If you're looking to build your own dulcimer, the vast majority of us who build put soundholes symmetrically in the widest part of each bout.  It's a matter of the science of acoustics. You can bend a lot of the 'laws' of science but the results are not necessarily a good thing.   Single hole dulcimers are not particularly prevalent for a reason.  

You said "...near the nut side...".  The nut is at the head end of the dulcimer; there isn't any "nut side".  There is a head, a tail, the near side (closest to you) and the far side (furthest from you).  


updated by @ken-hulme: 09/18/18 11:14:09PM
Dulci Clan
Dulci Clan
@dulci-clan
10 months ago
7 posts

I just saw a four string with one hole today near the nut side but not quite! So confusing to choose when just starting out.

Ken Hulme
Ken Hulme
@ken-hulme
10 months ago
1,555 posts

There's a real complicated formula for the area of  sound holes, but 3-4 quarters worth is a good amount for the average dulcimer.  Bigger instruments can go more, of course.

As far as placement of the sound holes, again there are formulas, and location does effect the sound.  You don't want them in the ends or near the sides or fretboard.  Ideal location is half way between the fretboard and the edge, at the widest point of each bout.  Bouts are the rounded sections of course.  An hourglass has two bouts, upper and lower. A teardrop or elliptical has just the one bout.  Rectangular or trapezoid shapes can have 4 soundholes about a third of the way in from either end.
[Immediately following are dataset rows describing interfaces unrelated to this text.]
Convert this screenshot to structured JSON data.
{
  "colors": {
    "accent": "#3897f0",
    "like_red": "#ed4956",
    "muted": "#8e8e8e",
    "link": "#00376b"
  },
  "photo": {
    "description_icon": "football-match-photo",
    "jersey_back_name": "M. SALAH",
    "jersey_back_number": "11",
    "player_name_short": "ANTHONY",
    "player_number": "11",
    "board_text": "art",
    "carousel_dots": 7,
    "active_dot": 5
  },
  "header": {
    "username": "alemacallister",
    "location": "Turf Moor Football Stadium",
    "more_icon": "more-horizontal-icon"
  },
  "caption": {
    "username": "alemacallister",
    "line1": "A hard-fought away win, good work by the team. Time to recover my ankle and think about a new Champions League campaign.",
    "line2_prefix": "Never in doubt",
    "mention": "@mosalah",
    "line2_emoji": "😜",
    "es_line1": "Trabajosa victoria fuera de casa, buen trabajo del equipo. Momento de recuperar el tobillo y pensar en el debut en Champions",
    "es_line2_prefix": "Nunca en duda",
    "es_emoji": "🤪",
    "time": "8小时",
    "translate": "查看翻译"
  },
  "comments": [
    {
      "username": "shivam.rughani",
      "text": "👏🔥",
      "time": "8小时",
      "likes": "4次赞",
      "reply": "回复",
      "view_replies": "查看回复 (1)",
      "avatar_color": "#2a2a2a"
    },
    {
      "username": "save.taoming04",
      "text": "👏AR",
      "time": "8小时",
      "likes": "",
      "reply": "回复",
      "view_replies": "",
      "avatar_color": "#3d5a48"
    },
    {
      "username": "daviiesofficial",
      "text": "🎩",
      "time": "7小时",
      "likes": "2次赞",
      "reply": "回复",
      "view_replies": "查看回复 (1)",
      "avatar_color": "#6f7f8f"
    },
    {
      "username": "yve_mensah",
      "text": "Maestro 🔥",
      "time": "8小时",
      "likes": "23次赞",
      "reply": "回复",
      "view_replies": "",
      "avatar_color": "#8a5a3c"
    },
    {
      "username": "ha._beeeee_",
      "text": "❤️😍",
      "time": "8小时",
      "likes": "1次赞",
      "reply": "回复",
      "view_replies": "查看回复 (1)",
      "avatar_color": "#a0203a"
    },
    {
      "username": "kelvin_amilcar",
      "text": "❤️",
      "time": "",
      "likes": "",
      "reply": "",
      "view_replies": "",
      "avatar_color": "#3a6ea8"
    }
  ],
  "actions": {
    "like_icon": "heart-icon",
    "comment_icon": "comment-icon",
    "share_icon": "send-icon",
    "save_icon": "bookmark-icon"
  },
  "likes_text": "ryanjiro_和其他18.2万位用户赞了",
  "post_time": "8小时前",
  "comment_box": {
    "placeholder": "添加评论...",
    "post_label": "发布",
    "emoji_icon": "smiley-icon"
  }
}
There are always exceptions -- the Tennessee Music Box for example often had a line of holes from head to tail nearer to the fretboard than the edge.  I've seen dulcimers with no soundholes in the top, but a line of holes in the side on the audience  side of the instrument.  I saw one where the builder hadn't gotten the idea of the possum board right, and had cut soundholes in the inner bottom and possum board itself!

Kusani
Kusani
@kusani
10 months ago
123 posts

Didn't Ken at one time recommend total area of the sound holes be about the equivalent to the area of four quarters, or was it two? Presently I am working with the 4 quarter equivalent and the instruments have a very good sound; my customers are very pleased. 


updated by @kusani: 09/18/18 07:05:06PM
Dan
Dan
@dan
10 months ago
99 posts

You are gunna' get a lot of differing opinions to "sound" effect by varying placement . I won't respond to that but will tell you the size is very important. Too much or too little can have an effect on tonal quality.

DAN

www.dulcimore.com

Dulci Clan
Dulci Clan
@dulci-clan
10 months ago
7 posts

Hi everyone, new here, thanks for having me.

In researching dulcimers, I'm seeing holes placed in different places, could be one each near the nut and bridge, both near the nut, both near the bridge, or four - two on the nut side, two on the bridge side. Does the placement of the sound holes affect the sound? Can't tell where there are so many different shapes and places they can go.